We know that the current system needs sorting out, but life outside of the European market is a scary prospect. Although large businesses get a disproportionate share of the subsidies, most livestock farmers in the uplands and truly rural areas will struggle to survive without these payments, including us, so a support system must be put in place. We’re hugely concerned that the politicians will ‘sell out’ on agriculture in their negotiations, and farm produce, such as lamb, will be difficult to export and we’ll be flooded with cheap imports. Free trade deals (such as TTIP) could allow the import of substandard food, and it’s alarming to think that we could have meat produced to lower welfare standards than we allow here or American beef with growth hormones sitting on the supermarket shelves soon. Most of all we don’t want all the rules and regulations which protect our environment thrown out in the bonfire of red tape, and the door open to GM crops and continued use of glyphosate and neonicotinoids.

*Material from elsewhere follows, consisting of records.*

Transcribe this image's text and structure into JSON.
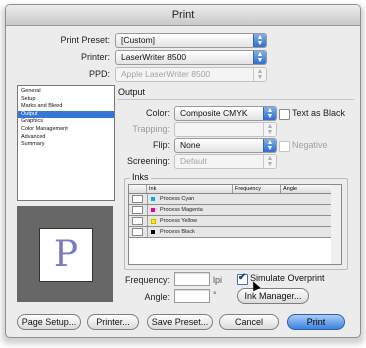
{
  "window": {
    "title": "Print"
  },
  "preset": {
    "label": "Print Preset:",
    "value": "[Custom]"
  },
  "printer": {
    "label": "Printer:",
    "value": "LaserWriter 8500"
  },
  "ppd": {
    "label": "PPD:",
    "value": "Apple LaserWriter 8500"
  },
  "sidebar": {
    "items": [
      {
        "label": "General"
      },
      {
        "label": "Setup"
      },
      {
        "label": "Marks and Bleed"
      },
      {
        "label": "Output",
        "selected": true
      },
      {
        "label": "Graphics"
      },
      {
        "label": "Color Management"
      },
      {
        "label": "Advanced"
      },
      {
        "label": "Summary"
      }
    ]
  },
  "preview": {
    "letter": "P"
  },
  "output": {
    "section_title": "Output",
    "color_label": "Color:",
    "color_value": "Composite CMYK",
    "text_as_black_label": "Text as Black",
    "trapping_label": "Trapping:",
    "trapping_value": "",
    "flip_label": "Flip:",
    "flip_value": "None",
    "negative_label": "Negative",
    "screening_label": "Screening:",
    "screening_value": "Default"
  },
  "inks": {
    "group_title": "Inks",
    "headers": {
      "ink": "Ink",
      "frequency": "Frequency",
      "angle": "Angle"
    },
    "rows": [
      {
        "name": "Process Cyan",
        "swatch": "#00aeef"
      },
      {
        "name": "Process Magenta",
        "swatch": "#ec008c"
      },
      {
        "name": "Process Yellow",
        "swatch": "#fff200"
      },
      {
        "name": "Process Black",
        "swatch": "#000000"
      }
    ]
  },
  "frequency": {
    "label": "Frequency:",
    "value": "",
    "unit": "lpi"
  },
  "angle": {
    "label": "Angle:",
    "value": "",
    "unit": "°"
  },
  "simulate_overprint": {
    "label": "Simulate Overprint",
    "checked": true
  },
  "ink_manager": {
    "label": "Ink Manager..."
  },
  "buttons": {
    "page_setup": "Page Setup...",
    "printer": "Printer...",
    "save_preset": "Save Preset...",
    "cancel": "Cancel",
    "print": "Print"
  },
  "colors": {
    "accent": "#3875d7",
    "preview_bg": "#676767",
    "letter": "#7a79c4"
  }
}
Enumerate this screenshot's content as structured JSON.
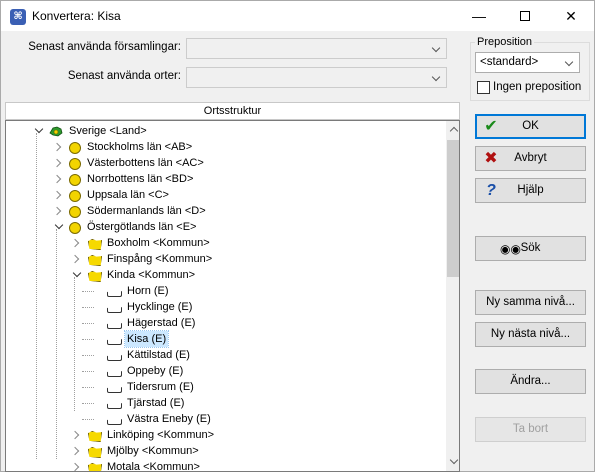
{
  "window": {
    "title": "Konvertera: Kisa",
    "icon": "app-icon",
    "minimize": "—",
    "close": "✕"
  },
  "combos": {
    "forsamlingar_label": "Senast använda församlingar:",
    "orter_label": "Senast använda orter:",
    "forsamlingar_value": "",
    "orter_value": ""
  },
  "preposition": {
    "group_label": "Preposition",
    "selected": "<standard>",
    "ingen_label": "Ingen preposition",
    "ingen_checked": false
  },
  "tree": {
    "header": "Ortsstruktur",
    "rows": [
      {
        "label": "Sverige <Land>",
        "type": "land",
        "expand": "open",
        "level": 0
      },
      {
        "label": "Stockholms län <AB>",
        "type": "lan",
        "expand": "closed",
        "level": 1
      },
      {
        "label": "Västerbottens län <AC>",
        "type": "lan",
        "expand": "closed",
        "level": 1
      },
      {
        "label": "Norrbottens län <BD>",
        "type": "lan",
        "expand": "closed",
        "level": 1
      },
      {
        "label": "Uppsala län <C>",
        "type": "lan",
        "expand": "closed",
        "level": 1
      },
      {
        "label": "Södermanlands län <D>",
        "type": "lan",
        "expand": "closed",
        "level": 1
      },
      {
        "label": "Östergötlands län <E>",
        "type": "lan",
        "expand": "open",
        "level": 1
      },
      {
        "label": "Boxholm <Kommun>",
        "type": "kommun",
        "expand": "closed",
        "level": 2
      },
      {
        "label": "Finspång <Kommun>",
        "type": "kommun",
        "expand": "closed",
        "level": 2
      },
      {
        "label": "Kinda <Kommun>",
        "type": "kommun",
        "expand": "open",
        "level": 2
      },
      {
        "label": "Horn (E)",
        "type": "forsamling",
        "expand": "none",
        "level": 3
      },
      {
        "label": "Hycklinge (E)",
        "type": "forsamling",
        "expand": "none",
        "level": 3
      },
      {
        "label": "Hägerstad (E)",
        "type": "forsamling",
        "expand": "none",
        "level": 3
      },
      {
        "label": "Kisa (E)",
        "type": "forsamling",
        "expand": "none",
        "level": 3,
        "selected": true
      },
      {
        "label": "Kättilstad (E)",
        "type": "forsamling",
        "expand": "none",
        "level": 3
      },
      {
        "label": "Oppeby (E)",
        "type": "forsamling",
        "expand": "none",
        "level": 3
      },
      {
        "label": "Tidersrum (E)",
        "type": "forsamling",
        "expand": "none",
        "level": 3
      },
      {
        "label": "Tjärstad (E)",
        "type": "forsamling",
        "expand": "none",
        "level": 3
      },
      {
        "label": "Västra Eneby (E)",
        "type": "forsamling",
        "expand": "none",
        "level": 3
      },
      {
        "label": "Linköping <Kommun>",
        "type": "kommun",
        "expand": "closed",
        "level": 2
      },
      {
        "label": "Mjölby <Kommun>",
        "type": "kommun",
        "expand": "closed",
        "level": 2
      },
      {
        "label": "Motala <Kommun>",
        "type": "kommun",
        "expand": "closed",
        "level": 2
      }
    ]
  },
  "buttons": {
    "ok": "OK",
    "avbryt": "Avbryt",
    "hjalp": "Hjälp",
    "sok": "Sök",
    "ny_samma": "Ny samma nivå...",
    "ny_nasta": "Ny nästa nivå...",
    "andra": "Ändra...",
    "ta_bort": "Ta bort"
  },
  "colors": {
    "ok_icon": "#1a8a1a",
    "avbryt_icon": "#b01010",
    "hjalp_icon": "#1a4fa8",
    "selection": "#cce8ff",
    "default_button_border": "#0078d7"
  }
}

So what’s there to be excited about? There were 800 people attending the ‘alternative’ Oxford Real Farming Conference, probably double the number that was at the ‘establishment’ Oxford Farming Conference taking place at the same time just down the road. It was well reported on Radio 4's Farming Today Program. The facts are clear, that there are only 100 harvests left in our soils, that antibiotics can’t continue to be overused, that the nutritional quality of food produced from industrial intensive agriculture is measurably less than in the food that we grew before this era and from organic systems. But this can change. Now is the chance to put this right or as the ‘Brexiteers’ said, ‘to take back control’. The amazing energy at the conference, particularly from the younger generation, the passion about making a living from sustainable rural businesses, ethical food systems and organic growing makes me think it is possible.
It took me back to the time when we first started farming in 1985, with a blank canvas, but following a way of farming which we believed was right, going organic, which was fairly radical at that time. Back then there was no market for organic meat and we were very much on our own. It feels like we are at the same place now in a way, looking to the future and not knowing what it holds for farming. So we will have to trust our instincts and go with what feels right and what makes sense to us. Let’s make the big decisions on ethical, sustainable and environmental grounds rather than just about profit! The way forward is not more of the production paradigm; it’s about feeding ourselves well.